- **WHAT YOU WILL DO**
When "task" occurs in a line of the material, copy that line.

- **RECORD SET**
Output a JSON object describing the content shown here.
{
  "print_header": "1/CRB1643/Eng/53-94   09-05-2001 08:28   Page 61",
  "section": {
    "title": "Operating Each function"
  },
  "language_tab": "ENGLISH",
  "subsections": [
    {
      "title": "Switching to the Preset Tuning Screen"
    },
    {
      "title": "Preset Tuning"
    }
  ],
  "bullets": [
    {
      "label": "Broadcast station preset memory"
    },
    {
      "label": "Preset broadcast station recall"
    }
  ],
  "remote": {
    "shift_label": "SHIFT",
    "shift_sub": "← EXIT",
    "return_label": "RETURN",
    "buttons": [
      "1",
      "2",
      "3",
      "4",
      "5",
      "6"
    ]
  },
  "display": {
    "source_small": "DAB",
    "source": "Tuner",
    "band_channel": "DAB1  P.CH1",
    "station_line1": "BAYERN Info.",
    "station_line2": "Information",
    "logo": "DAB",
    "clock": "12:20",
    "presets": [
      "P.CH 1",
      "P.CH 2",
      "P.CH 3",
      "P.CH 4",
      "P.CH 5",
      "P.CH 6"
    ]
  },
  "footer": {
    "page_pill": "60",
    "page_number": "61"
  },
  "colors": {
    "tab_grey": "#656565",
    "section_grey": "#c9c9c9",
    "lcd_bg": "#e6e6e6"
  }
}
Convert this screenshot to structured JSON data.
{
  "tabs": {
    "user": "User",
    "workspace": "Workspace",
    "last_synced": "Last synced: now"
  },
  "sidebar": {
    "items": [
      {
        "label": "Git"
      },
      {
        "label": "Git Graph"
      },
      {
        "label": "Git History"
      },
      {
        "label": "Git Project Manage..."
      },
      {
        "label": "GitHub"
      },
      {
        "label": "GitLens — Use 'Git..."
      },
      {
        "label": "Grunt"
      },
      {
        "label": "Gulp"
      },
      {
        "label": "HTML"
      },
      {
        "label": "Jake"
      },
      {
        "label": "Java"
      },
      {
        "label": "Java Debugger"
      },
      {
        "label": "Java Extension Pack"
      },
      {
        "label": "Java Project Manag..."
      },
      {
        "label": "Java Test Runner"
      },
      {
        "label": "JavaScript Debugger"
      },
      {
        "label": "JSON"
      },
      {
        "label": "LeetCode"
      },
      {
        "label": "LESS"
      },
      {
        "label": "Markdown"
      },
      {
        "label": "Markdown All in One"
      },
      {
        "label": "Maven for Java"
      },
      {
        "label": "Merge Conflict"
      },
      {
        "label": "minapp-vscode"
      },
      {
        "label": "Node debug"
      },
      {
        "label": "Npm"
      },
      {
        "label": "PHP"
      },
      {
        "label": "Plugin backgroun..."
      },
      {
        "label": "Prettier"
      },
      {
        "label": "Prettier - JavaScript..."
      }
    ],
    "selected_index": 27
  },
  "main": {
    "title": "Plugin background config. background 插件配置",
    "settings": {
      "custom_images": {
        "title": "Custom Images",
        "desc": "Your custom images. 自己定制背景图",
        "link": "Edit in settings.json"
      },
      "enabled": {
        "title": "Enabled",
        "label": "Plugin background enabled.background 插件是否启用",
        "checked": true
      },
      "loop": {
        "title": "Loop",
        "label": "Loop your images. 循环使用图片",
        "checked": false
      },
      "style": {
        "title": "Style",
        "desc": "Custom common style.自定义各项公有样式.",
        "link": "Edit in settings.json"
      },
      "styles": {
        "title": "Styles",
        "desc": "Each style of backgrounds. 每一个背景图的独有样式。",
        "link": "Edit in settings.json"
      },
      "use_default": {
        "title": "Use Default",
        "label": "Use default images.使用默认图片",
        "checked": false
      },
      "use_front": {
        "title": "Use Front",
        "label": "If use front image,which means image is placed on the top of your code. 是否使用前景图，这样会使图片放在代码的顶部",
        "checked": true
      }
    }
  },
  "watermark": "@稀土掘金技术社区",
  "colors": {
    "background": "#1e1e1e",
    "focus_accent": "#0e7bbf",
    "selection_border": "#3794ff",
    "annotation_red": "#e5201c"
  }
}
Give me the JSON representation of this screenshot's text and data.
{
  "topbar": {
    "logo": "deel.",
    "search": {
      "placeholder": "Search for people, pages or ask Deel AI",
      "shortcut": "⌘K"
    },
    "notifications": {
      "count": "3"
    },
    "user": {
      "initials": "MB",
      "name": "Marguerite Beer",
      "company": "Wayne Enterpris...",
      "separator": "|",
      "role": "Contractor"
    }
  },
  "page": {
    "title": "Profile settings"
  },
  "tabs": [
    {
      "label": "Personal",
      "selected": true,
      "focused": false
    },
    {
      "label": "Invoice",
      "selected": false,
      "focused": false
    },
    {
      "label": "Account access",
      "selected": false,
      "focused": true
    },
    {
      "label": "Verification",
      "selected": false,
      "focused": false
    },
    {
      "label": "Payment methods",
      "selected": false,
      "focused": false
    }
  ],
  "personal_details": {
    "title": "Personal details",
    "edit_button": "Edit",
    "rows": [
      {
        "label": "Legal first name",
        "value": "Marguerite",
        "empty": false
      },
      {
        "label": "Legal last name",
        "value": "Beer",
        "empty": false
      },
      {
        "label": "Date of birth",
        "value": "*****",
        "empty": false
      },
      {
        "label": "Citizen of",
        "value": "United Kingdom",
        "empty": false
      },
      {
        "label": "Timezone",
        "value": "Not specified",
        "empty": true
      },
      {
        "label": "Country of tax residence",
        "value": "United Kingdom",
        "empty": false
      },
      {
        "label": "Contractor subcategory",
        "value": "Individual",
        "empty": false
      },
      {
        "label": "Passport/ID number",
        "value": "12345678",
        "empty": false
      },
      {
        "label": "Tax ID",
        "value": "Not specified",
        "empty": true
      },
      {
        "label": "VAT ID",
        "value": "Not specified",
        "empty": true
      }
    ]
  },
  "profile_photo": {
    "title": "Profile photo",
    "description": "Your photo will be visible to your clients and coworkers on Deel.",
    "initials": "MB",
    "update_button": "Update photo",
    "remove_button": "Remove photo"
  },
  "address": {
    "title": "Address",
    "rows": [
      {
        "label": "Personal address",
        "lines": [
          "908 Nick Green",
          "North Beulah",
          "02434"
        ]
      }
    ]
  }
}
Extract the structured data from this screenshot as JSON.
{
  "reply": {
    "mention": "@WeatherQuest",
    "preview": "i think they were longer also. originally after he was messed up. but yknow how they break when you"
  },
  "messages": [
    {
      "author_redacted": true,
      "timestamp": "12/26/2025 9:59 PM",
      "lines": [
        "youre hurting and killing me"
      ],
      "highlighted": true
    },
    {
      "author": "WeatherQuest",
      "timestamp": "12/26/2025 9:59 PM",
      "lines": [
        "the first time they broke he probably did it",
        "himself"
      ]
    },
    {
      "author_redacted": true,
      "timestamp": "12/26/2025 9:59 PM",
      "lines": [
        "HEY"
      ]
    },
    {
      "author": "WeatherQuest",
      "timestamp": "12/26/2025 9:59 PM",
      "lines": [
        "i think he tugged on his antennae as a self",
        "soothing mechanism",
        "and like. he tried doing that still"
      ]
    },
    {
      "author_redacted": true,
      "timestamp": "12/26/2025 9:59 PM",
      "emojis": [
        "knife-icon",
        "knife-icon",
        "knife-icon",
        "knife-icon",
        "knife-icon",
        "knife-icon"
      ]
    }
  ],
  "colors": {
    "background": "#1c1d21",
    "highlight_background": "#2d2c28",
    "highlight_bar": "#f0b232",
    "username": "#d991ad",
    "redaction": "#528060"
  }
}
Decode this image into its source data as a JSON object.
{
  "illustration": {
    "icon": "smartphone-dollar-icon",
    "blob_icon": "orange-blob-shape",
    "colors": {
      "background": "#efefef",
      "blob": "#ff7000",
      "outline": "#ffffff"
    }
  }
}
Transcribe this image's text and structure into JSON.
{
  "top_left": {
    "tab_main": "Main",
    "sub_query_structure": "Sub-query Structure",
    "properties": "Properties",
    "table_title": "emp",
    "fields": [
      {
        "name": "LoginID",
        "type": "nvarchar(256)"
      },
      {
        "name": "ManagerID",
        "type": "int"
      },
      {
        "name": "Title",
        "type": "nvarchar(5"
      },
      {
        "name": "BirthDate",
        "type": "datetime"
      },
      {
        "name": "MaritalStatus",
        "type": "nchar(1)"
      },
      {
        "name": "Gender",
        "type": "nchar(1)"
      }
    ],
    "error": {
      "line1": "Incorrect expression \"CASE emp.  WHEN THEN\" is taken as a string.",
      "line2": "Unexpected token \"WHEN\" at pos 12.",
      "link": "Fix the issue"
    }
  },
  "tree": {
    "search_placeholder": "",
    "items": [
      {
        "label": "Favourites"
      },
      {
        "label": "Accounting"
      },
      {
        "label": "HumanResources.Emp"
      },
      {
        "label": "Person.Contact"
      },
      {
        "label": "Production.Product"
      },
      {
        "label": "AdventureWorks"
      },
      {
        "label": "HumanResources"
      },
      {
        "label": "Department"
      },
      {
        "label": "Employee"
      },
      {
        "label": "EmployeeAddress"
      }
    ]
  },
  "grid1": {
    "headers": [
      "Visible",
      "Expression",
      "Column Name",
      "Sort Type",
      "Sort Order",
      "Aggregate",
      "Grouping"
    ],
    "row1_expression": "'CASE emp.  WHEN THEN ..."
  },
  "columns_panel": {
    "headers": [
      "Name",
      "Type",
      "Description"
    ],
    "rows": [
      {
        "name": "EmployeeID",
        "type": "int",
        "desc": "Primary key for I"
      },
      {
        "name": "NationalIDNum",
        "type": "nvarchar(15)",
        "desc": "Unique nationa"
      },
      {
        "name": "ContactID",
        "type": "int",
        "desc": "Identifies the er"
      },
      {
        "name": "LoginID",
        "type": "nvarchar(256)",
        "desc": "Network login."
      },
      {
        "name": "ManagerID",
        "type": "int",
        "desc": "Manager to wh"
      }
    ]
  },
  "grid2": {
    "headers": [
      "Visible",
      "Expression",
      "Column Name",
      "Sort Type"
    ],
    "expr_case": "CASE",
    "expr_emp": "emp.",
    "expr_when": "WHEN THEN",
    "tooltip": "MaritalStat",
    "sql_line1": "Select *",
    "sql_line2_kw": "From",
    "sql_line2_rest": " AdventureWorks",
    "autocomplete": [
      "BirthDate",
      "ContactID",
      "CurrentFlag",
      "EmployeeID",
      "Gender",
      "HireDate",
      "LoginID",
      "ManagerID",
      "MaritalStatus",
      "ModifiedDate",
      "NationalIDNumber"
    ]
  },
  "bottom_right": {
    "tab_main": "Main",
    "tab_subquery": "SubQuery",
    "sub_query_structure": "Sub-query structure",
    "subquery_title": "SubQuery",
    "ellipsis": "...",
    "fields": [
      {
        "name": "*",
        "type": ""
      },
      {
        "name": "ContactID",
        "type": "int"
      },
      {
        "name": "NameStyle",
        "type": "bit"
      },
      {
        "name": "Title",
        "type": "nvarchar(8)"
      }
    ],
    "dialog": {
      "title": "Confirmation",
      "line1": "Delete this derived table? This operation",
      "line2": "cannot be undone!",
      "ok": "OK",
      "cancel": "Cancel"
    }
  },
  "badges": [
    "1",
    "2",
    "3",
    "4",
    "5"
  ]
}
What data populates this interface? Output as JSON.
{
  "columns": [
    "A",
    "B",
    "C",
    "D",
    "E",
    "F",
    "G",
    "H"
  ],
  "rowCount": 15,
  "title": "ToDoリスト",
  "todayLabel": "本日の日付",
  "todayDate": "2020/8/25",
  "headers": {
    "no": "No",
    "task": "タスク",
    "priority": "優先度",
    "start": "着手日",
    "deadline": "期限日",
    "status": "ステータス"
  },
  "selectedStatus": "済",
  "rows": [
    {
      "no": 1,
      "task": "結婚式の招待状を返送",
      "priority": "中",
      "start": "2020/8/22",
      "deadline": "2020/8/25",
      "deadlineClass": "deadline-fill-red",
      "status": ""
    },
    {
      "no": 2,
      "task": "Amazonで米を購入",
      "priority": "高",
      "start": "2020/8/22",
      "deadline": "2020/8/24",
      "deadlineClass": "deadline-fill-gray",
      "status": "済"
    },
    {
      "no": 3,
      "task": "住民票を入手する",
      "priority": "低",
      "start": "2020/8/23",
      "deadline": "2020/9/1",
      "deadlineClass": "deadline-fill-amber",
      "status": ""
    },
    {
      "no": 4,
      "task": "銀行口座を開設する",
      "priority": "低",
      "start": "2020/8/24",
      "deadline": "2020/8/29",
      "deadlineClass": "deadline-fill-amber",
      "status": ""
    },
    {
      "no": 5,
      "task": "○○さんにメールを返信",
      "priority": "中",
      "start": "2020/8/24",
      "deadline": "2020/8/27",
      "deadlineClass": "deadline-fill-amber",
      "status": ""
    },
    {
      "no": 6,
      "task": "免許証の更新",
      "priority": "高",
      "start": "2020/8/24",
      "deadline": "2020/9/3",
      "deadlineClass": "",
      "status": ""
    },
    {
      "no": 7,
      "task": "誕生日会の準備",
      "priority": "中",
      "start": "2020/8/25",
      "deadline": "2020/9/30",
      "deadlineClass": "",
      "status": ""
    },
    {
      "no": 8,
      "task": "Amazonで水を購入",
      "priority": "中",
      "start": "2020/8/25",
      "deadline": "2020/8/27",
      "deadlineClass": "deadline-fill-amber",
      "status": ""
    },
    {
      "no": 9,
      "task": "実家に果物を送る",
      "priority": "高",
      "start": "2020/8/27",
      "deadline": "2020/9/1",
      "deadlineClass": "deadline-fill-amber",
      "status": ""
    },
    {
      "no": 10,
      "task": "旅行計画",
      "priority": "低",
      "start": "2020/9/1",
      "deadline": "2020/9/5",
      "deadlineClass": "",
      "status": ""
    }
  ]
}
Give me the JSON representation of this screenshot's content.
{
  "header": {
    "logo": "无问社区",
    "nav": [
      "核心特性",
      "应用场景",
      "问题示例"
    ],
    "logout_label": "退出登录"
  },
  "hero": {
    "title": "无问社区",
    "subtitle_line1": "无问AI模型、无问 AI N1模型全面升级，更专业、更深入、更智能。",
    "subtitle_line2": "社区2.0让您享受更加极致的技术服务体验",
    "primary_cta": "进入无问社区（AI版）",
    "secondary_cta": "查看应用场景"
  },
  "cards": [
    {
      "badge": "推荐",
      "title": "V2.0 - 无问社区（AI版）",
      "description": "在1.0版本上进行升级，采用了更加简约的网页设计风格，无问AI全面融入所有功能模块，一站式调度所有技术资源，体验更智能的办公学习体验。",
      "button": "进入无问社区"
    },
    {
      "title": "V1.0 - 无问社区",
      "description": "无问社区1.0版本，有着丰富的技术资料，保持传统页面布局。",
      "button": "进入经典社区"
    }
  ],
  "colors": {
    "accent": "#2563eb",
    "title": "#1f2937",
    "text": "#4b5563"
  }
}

- **REPLY**
    "task": "タスク",
      "task": "結婚式の招待状を返送",
      "task": "Amazonで米を購入",
      "task": "住民票を入手する",
      "task": "銀行口座を開設する",
      "task": "○○さんにメールを返信",
      "task": "免許証の更新",
      "task": "誕生日会の準備",
      "task": "Amazonで水を購入",
      "task": "実家に果物を送る",
      "task": "旅行計画",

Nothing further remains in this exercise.